  • Physiotherapists looking for criteria to benchmark their practice should consider using the descriptors found in Competency Profile for Physiotherapists in Canada and the College of Physiotherapists of Alberta’s Standards of Practice. Several tools to support self-assessment of practice have been included on the Self-Selected Activity List (i.e., Essential Competency Self-Assessment, Patient Care Reflection Tool).
  • Peers and colleagues can help you assess your performance. Using defined parameters, you can benchmark your performance and peers can provide important source of feedback for ensuring quality practice. Consider innovative and non-threatening ways to involve them to assess your practice.
  • Continuing Competence Program requirements in the Health Professions Act are structured such that a summative decision is required regarding whether a member has met or not met the requirements. Consequently, the results letters for the 2020 Self-Selected Activity and College-Selected activity document review provide summative results only. If you would like individualized feedback on the results of your submission contact the competence program staff.

Comments?
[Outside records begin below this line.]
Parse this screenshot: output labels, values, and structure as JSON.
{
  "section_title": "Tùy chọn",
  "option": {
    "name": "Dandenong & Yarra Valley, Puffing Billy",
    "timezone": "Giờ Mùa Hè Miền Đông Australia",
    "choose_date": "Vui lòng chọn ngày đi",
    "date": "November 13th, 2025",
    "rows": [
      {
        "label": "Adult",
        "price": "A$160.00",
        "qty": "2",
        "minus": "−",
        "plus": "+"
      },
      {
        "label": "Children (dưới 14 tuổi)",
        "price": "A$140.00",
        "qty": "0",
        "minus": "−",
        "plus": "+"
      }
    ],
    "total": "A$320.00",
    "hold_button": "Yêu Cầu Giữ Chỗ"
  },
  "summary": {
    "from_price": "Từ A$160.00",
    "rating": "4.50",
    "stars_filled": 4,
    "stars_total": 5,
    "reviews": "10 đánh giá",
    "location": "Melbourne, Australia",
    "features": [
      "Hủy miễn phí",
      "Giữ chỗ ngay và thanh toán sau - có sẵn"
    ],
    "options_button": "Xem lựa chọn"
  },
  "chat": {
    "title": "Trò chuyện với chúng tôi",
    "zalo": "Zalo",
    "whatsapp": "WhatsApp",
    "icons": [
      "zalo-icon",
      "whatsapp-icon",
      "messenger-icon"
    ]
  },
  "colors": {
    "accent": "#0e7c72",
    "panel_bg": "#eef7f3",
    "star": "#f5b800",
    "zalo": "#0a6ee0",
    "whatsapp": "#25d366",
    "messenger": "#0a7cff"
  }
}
Contact Continuing Competence Program competence@cpta.ab.ca 780.438.0338, 1.800.291.2782

  1. Epstein, Ronald M., Daniel J. Siegel, and Jordan Silberman. "Self‐monitoring in clinical practice: a challenge for medical educators." Journal of Continuing Education in the Health Professions 28.1 (2008): 5-13. Accessed 2019 12 04 http://projectes.camfic.cat/CAMFiC/Projectes/Salut_Mental_2010/Docs/_Epstein2008%20Self_MonitoringinClinicalPractice.pdf
  2. Eva, Kevin W., and Glenn Regehr. "“I'll never play professional football” and other fallacies of self‐assessment." Journal of Continuing Education in the Health Professions 28.1 (2008): 14-19. Accessed 2019 12 04 https://sacme.org/Resources/Documents/Virtual%20Journal%20Club/KWEvaSelfAssessmentJCEHP.pdf
  3. Hassel, D, 9 ways to give effective employee feedback https://www.15five.com/blog/9-ways-to-give-effective-employee-feedback/
  4. Paterson, Colin, and Judith Chapman. "Enhancing skills of critical reflection to evidence learning in professional practice." Physical Therapy in Sport 14.3 (2013): 133-138.  Accessed 2019 12 04 http://eprints.bournemouth.ac.uk/21394/3/Enhancing%2520skills%2520of%2520critical%2520reflection%2520for%2520BURO.docx.pdf
  5. Sargeant, Joan, et al. "The processes and dimensions of informed self-assessment: a conceptual model." Academic Medicine 85.7 (2010): 1212-1220. Accessed 2019, 12 04 https://journals.lww.com/academicmedicine/fulltext/2010/07000/The_Processes_and_Dimensions_of_Informed.28.aspx#pdf-link
  6. Violato C, Lockyer JM, Fidler H. Changes in performance: a 5-year longitudinal study of participants in a multi-source feedback programme. Medical Education. 2008 Oct;42(10):1007–13.

Page updated: 20/04/2022